Example of the Danger of Vast Databases of Personal Information
Acxiom, one of the world's largest consumer database companies, was hacked according to this report. What is most interesting is that it was done by someone from inside, and not an external hacker:
Acxiom says a former employee of one of its client companies downloaded financial and personal information while he was still working for the client company.This is exactly the sort of thing that the government keeps saying about the databases it wants to create based on data from multiple companies like Acxiom.
The reporter in this article found one of those helpful security people who downplay the risk of you losing your personal information:
How concerned should you be as a credit card or loan customer? The company and local computer experts say the risk to individuals is actually small.
I'm glad Mr. Nichols thinks the chances and ability to get the data are so low. Too bad he ignores the fact that the data was already stolen. What is also not mentioned is that, last time I heard, Acxiom had data on over 150 million US consumers, or more than half the US population. 10% of that total is a lot of data.
"I'm not worried, because the chances and the ability of someone to steal a password and the percentage of passwords being stolen and the ability to get to this data is much less than,... someone stealing your mail," said Robert Nichols, Computerperson.com.
Fortunately, company has managed to close the barn door:
Acxiom says it's contacted all affected client companies and it's changing all the passwords on the one server computer that was hacked.
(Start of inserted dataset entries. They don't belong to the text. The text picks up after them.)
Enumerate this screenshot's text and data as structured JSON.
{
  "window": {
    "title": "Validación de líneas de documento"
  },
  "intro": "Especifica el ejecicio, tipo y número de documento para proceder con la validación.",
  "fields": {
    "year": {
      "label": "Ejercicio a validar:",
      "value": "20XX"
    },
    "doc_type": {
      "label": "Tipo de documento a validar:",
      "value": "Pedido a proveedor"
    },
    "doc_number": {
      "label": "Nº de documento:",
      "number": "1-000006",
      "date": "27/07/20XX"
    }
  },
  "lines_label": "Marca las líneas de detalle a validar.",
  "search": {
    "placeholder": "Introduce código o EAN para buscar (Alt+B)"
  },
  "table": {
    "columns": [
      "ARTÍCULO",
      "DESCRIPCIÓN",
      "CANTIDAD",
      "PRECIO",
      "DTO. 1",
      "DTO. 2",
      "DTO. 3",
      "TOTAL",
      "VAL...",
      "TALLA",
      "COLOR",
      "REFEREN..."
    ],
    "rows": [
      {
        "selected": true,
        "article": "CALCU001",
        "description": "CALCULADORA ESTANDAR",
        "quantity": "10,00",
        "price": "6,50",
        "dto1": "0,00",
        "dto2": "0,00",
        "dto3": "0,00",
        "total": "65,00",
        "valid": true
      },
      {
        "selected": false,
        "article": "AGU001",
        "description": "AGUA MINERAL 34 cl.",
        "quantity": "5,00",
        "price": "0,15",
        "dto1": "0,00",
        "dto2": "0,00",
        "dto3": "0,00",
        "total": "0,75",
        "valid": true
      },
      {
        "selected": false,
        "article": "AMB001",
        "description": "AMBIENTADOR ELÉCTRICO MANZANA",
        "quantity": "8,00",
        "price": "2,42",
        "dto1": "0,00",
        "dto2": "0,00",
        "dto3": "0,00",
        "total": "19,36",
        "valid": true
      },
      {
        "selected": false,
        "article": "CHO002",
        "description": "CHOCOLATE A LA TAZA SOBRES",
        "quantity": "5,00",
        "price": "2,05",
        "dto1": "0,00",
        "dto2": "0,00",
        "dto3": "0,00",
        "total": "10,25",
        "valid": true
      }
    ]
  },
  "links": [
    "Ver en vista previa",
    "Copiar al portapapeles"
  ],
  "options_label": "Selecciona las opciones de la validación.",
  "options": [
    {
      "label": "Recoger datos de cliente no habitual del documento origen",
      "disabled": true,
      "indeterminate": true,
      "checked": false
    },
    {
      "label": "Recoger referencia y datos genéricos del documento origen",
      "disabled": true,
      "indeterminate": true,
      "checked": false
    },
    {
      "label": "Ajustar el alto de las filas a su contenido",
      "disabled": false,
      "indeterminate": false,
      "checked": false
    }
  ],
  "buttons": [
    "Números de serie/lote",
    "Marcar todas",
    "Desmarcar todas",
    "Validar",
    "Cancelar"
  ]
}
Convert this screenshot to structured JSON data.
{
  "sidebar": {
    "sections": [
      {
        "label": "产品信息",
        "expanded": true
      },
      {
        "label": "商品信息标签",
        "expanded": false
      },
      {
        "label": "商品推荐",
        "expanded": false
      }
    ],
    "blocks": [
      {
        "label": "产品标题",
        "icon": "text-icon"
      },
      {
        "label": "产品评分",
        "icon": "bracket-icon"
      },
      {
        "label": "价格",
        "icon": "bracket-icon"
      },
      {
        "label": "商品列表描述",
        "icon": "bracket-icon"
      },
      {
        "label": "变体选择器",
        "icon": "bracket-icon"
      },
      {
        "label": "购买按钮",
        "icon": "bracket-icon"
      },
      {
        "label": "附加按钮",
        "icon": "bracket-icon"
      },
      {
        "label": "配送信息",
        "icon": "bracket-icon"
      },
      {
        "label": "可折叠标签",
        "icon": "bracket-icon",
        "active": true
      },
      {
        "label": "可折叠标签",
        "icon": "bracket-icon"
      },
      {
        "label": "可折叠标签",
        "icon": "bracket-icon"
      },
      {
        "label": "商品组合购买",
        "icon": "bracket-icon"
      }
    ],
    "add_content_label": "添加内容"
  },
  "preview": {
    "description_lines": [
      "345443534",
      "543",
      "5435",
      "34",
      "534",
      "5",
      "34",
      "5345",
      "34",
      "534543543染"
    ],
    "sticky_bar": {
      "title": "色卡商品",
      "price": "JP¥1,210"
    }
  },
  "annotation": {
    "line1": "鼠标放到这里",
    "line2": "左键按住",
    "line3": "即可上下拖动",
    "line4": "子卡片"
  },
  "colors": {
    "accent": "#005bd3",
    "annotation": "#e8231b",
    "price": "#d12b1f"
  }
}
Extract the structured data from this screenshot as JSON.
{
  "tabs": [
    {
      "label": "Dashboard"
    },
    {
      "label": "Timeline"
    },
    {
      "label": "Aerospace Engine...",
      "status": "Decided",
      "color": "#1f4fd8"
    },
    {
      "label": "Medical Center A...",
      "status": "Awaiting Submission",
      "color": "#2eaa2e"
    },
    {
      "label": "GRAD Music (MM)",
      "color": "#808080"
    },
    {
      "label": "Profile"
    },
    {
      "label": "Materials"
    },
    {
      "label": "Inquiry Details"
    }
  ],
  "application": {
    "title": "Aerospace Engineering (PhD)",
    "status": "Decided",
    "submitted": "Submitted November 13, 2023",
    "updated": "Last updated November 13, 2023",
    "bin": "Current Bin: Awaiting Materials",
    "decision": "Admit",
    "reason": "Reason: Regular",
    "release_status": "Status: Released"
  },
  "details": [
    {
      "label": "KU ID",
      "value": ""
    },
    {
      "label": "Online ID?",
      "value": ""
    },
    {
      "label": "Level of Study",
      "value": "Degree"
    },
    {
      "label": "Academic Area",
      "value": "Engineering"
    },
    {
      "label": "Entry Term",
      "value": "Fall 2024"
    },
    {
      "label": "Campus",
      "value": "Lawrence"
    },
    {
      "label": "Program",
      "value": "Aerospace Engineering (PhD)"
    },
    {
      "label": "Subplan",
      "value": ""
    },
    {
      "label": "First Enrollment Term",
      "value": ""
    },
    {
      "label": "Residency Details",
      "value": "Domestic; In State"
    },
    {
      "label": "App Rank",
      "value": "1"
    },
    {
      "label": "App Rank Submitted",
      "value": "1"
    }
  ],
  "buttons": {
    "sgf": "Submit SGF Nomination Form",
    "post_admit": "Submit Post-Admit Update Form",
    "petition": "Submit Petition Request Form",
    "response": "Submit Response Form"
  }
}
This will make that estimated 10% of their consumer financial data much safer. I fell better already.
Posted by Mark Friday, August 08, 2003 11:33:00 PM |